What needs to be done »
Below are the records; pull every line that includes "color".

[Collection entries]
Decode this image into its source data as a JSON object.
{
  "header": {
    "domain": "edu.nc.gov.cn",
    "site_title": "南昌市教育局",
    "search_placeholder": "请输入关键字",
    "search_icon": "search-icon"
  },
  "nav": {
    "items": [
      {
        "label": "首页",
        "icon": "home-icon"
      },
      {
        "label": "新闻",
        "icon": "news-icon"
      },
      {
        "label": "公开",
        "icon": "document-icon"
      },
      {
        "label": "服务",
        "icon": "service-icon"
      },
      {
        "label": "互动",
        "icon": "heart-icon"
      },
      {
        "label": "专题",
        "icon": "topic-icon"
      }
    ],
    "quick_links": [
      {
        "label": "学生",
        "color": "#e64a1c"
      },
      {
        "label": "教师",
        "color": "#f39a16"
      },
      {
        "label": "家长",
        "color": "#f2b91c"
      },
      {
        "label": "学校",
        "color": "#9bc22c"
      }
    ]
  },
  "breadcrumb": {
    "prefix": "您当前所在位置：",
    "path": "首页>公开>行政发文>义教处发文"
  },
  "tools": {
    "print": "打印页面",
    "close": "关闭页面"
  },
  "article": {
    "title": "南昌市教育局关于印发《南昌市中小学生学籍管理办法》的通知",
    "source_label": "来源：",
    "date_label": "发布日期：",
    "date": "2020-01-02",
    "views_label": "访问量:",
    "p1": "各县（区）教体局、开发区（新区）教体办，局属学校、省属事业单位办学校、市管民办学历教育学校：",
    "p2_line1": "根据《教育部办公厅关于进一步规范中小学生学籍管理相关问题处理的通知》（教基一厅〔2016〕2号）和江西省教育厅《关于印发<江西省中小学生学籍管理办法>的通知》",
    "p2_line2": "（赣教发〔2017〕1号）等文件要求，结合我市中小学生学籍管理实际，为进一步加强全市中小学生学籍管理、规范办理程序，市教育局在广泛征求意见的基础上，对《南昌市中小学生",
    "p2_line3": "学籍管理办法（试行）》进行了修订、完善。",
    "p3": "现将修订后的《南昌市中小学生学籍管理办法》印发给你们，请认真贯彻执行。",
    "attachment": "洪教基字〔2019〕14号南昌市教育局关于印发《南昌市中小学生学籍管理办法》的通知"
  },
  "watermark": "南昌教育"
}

Solution for this problem »
        "color": "#e64a1c"
        "color": "#f39a16"
        "color": "#f2b91c"
        "color": "#9bc22c"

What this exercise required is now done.